FONDAMA and their member organizations work toward food sovereignty by addressing the root causes of poverty in Haiti, including the promotion of cooperative agriculture, access to land and clean water, and education. Fabienne Jean coordinates FONDAMA’s grassroots network of farmer organizations throughout Haiti and advocates for their communities. FONDAMA is not only led by a powerful woman — their programs prioritize access to resources for women who have children, and for the poorest farmers who have lost everything to natural disasters that are increasingly amplified by climate change. By prioritizing access for women, they are putting power back in the hands of mothers to improve their child’s and family’s nutrition.
FONDAMA’s vision is large and long-term, intended to build a strong foundation for future generations. This is not easy work. They must adapt to the on-the-ground challenges that emerge in the wake of each disaster. Damaged infrastructure, worsened by recurring storms, means that partners can’t rely on traditional supply channels. FONDAMA and other SPI partners must innovate to accomplish some of the most basic agricultural tasks, like finding protected spaces to sow seeds and grow seedlings.
Fabienne says, “Right now, we have a lot of problems with the effects of climate change. We can have a lot of rain or a long drought season. Also, the reconstruction of roads and other infrastructure damaged by Hurricane Matthew [in 2016] has been slow and is ongoing.
“Since the hurricane, FONDAMA has put tremendous effort into training communities to change their old farming practices so they can be more resilient at the time of floods and other natural disasters. The seeds from SPI were very helpful. A partnership like SPI is very important to us because the lack of access to good seed is the biggest reason people do not grow vegetables here. When the seed is not good, people work so hard in the gardens and farms and get nothing but failure for their hard work. This kills the morale.
“The seeds grew in some areas where people were already familiar with growing vegetables, but not in all places that we gave them because of poor soil health, lack of water access, and other challenges. In response to the garden failures, we started a yard garden program that is designed to withstand flooding and wind.

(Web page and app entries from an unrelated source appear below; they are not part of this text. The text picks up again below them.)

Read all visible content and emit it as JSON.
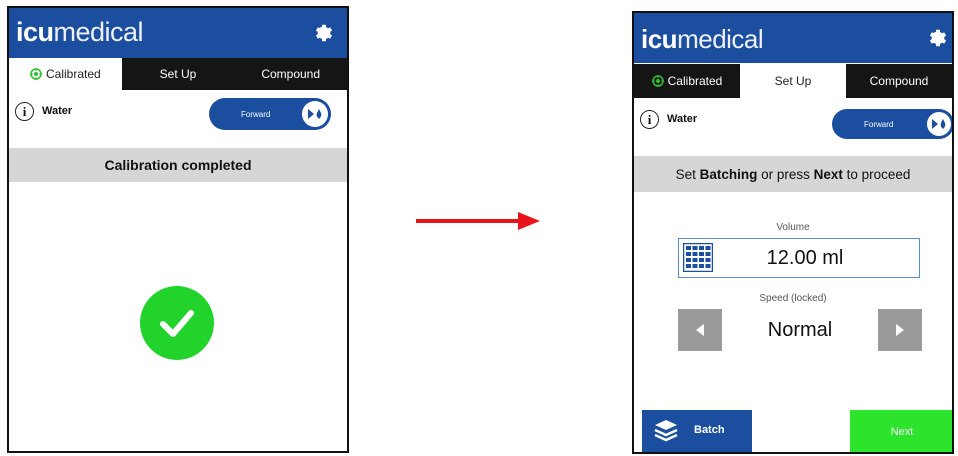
{
  "left_screen": {
    "logo": {
      "bold": "icu",
      "light": "medical"
    },
    "tabs": [
      {
        "label": "Calibrated",
        "active": true
      },
      {
        "label": "Set Up",
        "active": false
      },
      {
        "label": "Compound",
        "active": false
      }
    ],
    "fluid_name": "Water",
    "direction_toggle": {
      "label": "Forward"
    },
    "banner_text": "Calibration completed",
    "status_icon": "check-circle-icon"
  },
  "right_screen": {
    "logo": {
      "bold": "icu",
      "light": "medical"
    },
    "tabs": [
      {
        "label": "Calibrated",
        "active": false
      },
      {
        "label": "Set Up",
        "active": true
      },
      {
        "label": "Compound",
        "active": false
      }
    ],
    "fluid_name": "Water",
    "direction_toggle": {
      "label": "Forward"
    },
    "banner": {
      "part1": "Set ",
      "bold1": "Batching",
      "part2": " or press ",
      "bold2": "Next",
      "part3": " to proceed"
    },
    "volume": {
      "label": "Volume",
      "value": "12.00 ml"
    },
    "speed": {
      "label": "Speed (locked)",
      "value": "Normal"
    },
    "batch_button": "Batch",
    "next_button": "Next"
  },
  "colors": {
    "header_blue": "#1c4ea0",
    "tab_black": "#151515",
    "success_green": "#22d32c",
    "next_green": "#2ce42c",
    "arrow_red": "#e8141b"
  },
  "icons": [
    "gear-icon",
    "calibrated-target-icon",
    "info-icon",
    "drops-icon",
    "check-icon",
    "keypad-icon",
    "arrow-left-icon",
    "arrow-right-icon",
    "layers-icon",
    "right-arrow-icon"
  ]
}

“We trained the communities to turn tires inside out, put soil and compost in it, and grow their vegetable garden in the tires, which contain the soil securely against erosion. Tires are one solution, but we are also working on raised bed systems to plant seedlings that will not be washed away by flooding. We will use future seeds received from SPI to grow the seedlings.”
Working collectively, FONDAMA’s programs adapt to address people’s needs from the ground up. Not only do they identify what is needed for success, but they also assess what hasn’t worked and create solutions that are appropriate to a community’s specific context. FONDAMA is a Haitian Creole acronym fashioned from Fondasyon Men Lan Men Ayiti, which is translated to Hand-in-Hand Haiti Foundation. This is appropriate since they are on the ground, hand-in-hand with the farmers and families in their communities.
Thanks to your support of Sweet Blossom Gifts and the Women’s Empowerment Initiative, Fabienne has SPI seed for FONDAMA’s communities. We’re grateful for your support, and for the support of Sweet Blossom Gifts!
Sweet Blossom Gifts & The SPI Team